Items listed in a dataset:
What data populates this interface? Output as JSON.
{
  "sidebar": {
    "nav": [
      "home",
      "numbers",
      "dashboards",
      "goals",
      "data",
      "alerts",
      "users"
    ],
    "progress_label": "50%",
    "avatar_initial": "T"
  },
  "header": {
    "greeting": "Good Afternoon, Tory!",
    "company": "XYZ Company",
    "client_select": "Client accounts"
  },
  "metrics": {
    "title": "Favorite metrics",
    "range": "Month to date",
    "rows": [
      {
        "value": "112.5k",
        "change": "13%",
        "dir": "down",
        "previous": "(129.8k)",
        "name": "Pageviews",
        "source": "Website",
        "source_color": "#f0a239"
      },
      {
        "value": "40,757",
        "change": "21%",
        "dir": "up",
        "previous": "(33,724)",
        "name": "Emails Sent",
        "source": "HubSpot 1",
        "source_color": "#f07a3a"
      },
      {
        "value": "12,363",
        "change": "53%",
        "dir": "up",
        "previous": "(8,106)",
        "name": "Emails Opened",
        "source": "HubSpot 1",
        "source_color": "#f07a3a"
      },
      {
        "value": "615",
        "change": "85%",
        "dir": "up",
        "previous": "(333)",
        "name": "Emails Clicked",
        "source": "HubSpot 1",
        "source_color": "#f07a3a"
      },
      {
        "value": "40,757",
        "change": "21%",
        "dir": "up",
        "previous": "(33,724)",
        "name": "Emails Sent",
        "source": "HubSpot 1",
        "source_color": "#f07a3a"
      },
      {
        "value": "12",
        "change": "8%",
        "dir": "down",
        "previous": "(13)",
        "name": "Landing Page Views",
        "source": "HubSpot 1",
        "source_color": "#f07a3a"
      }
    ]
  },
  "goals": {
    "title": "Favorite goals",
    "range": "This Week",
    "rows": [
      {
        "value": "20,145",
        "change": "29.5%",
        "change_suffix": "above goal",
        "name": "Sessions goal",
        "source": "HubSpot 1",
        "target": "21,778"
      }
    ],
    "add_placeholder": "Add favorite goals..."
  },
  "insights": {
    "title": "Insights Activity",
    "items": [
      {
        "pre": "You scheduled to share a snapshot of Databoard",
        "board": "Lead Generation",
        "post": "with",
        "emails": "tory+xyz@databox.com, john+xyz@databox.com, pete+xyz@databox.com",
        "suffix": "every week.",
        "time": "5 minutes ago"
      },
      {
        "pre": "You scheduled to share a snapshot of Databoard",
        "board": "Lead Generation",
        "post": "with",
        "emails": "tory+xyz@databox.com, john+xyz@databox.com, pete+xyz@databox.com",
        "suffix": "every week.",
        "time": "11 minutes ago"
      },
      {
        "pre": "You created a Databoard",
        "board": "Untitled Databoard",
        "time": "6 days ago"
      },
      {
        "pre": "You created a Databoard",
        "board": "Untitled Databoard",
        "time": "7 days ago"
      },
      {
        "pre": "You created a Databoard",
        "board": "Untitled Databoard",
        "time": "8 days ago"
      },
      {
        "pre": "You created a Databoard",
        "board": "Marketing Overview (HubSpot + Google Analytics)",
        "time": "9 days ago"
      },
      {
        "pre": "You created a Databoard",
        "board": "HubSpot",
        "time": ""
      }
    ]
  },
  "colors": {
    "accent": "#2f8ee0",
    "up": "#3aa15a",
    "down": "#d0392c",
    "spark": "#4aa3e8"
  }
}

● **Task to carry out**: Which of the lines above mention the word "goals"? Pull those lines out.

● **Answer to this exercise**:
      "goals",
  "goals": {
    "title": "Favorite goals",
    "add_placeholder": "Add favorite goals..."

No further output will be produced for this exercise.